A couple of days ago, while I was cycling to work, I found myself musing on the translation of the world ‘God’ (as you do). By the time I arrived at the office (I’m a slow cyclist) I had composed a brilliant blog post in my head that would explore this fascinating subject in great detail.
Later that afternoon, I wrote and published this post. It wasn’t the complex and detailed exploration of the issue that I had originally thought about; but I reckoned that it made one simple point and made it clearly. Then I got some feedback on Facebook:
- Wasn’t Theos first used in the Septuagint predating the New Testament writers or is it not used there?
- Yes and also the adoption of κύριος
To which I replied:
- Yes, theos does occur in the Septuagint, but the aim of the post was to illustrate a complex issue in a straightforward way. Adding all of the possible details would have detracted from the main point.
Which elicited this:
- But doesn’t your first commentor really have a point? The apostles found Theos already in their Greek Bible with its own Jewish connotations and when they began preaching to Gentiles they faced a people with the same word but different context which needed to be reinterpreted as Paul did in Acts 17. This happens with the word Allah in Indonesia in two ways. Christians often pronounce it differently – much less guttural – and also often define it immediately with words like “Allah the Father of our Lord Jesus Christ”.
The LXX usage is also interesting in that the translators knew that there were other foreign language words for YHWH Elohim that they were not allowed to use like Baal.
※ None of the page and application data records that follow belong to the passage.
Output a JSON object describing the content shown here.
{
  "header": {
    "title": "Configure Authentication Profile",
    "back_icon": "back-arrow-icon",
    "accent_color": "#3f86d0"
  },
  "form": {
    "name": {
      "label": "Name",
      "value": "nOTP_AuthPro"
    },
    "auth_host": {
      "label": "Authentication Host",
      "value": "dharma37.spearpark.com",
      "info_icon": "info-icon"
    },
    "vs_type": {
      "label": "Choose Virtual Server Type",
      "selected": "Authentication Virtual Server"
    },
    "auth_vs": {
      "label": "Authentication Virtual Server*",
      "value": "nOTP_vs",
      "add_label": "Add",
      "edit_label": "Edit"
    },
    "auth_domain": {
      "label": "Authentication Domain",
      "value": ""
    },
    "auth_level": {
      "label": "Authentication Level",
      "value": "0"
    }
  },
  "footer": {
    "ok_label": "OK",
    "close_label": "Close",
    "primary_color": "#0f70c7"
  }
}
At which point someone else weighed in with:
- “Elohim” isn’t that the plural of ‘El. And wasn’t he Ba’al’s dad as well as being the generic name for any god? I Corinthians 8:5-6 clarifies a lot for me.
I have a clever bunch of friends on Facebook.
The problem is, that this whole thing has left me rather confused and a tad discouraged. I had originally envisaged a longer post that would have covered most of the issues that the commenters raised, but I settled for something simpler – and some people didn’t seem to appreciate that.
There are a couple of reasons why opted for the simpler post; firstly I just don’t have the time to write and research everything I would like to do. This blog is fun – a hobby – and though it relates to my work, I have to squeeze it into such spare time as I can find. Secondly, I believe that I do have a gift of communicating complex issues in a way that non-specialists can follow and as my blog is aimed (primarily) at non-specialists, I don’t concentrate on crossing every i and dotting every t.
So dear reader, I find myself asking for a bit of advice. Would you prefer me to write more complete posts; thought through, cross-referenced and spelled correctly even if this meant I only blogged infrequently? Or are you happy with my current approach, with it’s foibles, inconsistencies and posts which raise questions without exploring every possible avenue they could lead to?
Please don’t suggest I keep two blogs!